Juliopolis Ancient City
To the center:39,5 km
Juliopolis Ancient City is located approximately 122 km northwest of Ankara, in the Çayırhan district of Nallıhan, at the Gülşehri Mevkii near the Skopas River (Aladağ Creek), which used to flow through the old village of Sarılar. It is known that the ancient city was submerged under the waters of the Sarıyar Dam Lake, which was built in the 1950s in this village. Some remnants of the city can still be partially seen on the northeastern shores of the reservoir. The necropolis of the city is located on the limestone cliffs on the northern coast of the reservoir, divided by the Aladağ Creek.
Except for a salvage excavation carried out by the Museum of Anatolian Civilizations in 1991, no previous work has been done in the Juliopolis Necropolis, which has been heavily damaged due to illegal excavations until 2009. In order to prevent this destruction and protect the area while shedding light on its history, excavations in the Juliopolis Necropolis have been conducted since 2009 by a team of museum archaeologists led by Melih Arslan, the Director of the Museum of Anatolian Civilizations. As a result of the archaeological excavations carried out in the necropolis since 2009, a total of 434 tombs have been unearthed. These tombs consist of 70 chambered rock-cut tombs, 7 broken-roofed coffin tombs, 263 coffin-shaped rock-cut tombs, 84 simple earthen graves, 7 sarcophagus tombs, 1 urn tomb, and 2 unfinished tombs.

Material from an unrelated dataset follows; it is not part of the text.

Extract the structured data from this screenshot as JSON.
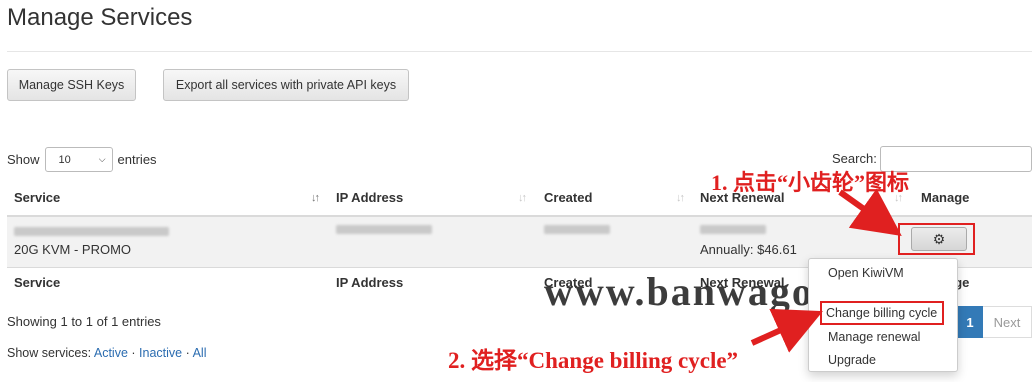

Out of the total of 434 excavated tombs, 37 were damaged by ancient looters, and 34 were damaged by modern-day smugglers. 363 tombs were identified and excavated by our team. In addition to the tombs detected through the geomagnetic survey method in the necropolis, work has also been carried out in the tombs damaged by illegal excavations. Moreover, numerous artifacts that were not seen by the looters, sometimes intact and sometimes in fragments, have been recovered from these tombs, enabling the identification of their types and determination of their periods. Furthermore, the clues obtained from both ancient and modern looting have helped determine when the tombs were looted. Thanks to the scientific salvage excavations we initiated, the illicit excavations in the necropolis have been prevented, and Juliopolis Ancient City’s Necropolis has been introduced to the public through a series of conferences and publications, thus enhancing its tourism potential.
Thanks to the large number of coins minted in the Juliopolis mint, which were found during the excavations in the necropolis since 2009, it is now certain that this area is the necropolis of the city of Juliopolis. Juliopolis is the eastern border city of Bithynia, located on the border between the ancient regions of Bithynia and Galatia. While Juliopolis was initially a village inhabited since the Phrygian period, it was named Gordioukome (Gordios’ village) after Gordios, the founding king of the Phrygians. If this assumption is correct, the existence of Gordiokome Village can be traced back to the 8th century BCE. The city continued its existence as a small town during the Hellenistic period. Strabo mentions in his work “Geography” that the town was expanded into a city by Kleon, a powerful bandit leader named Kleon, who lived in a fortified castle (Kallydion) in the Olympos Mountains during the 1st century BCE. Kleon initially allied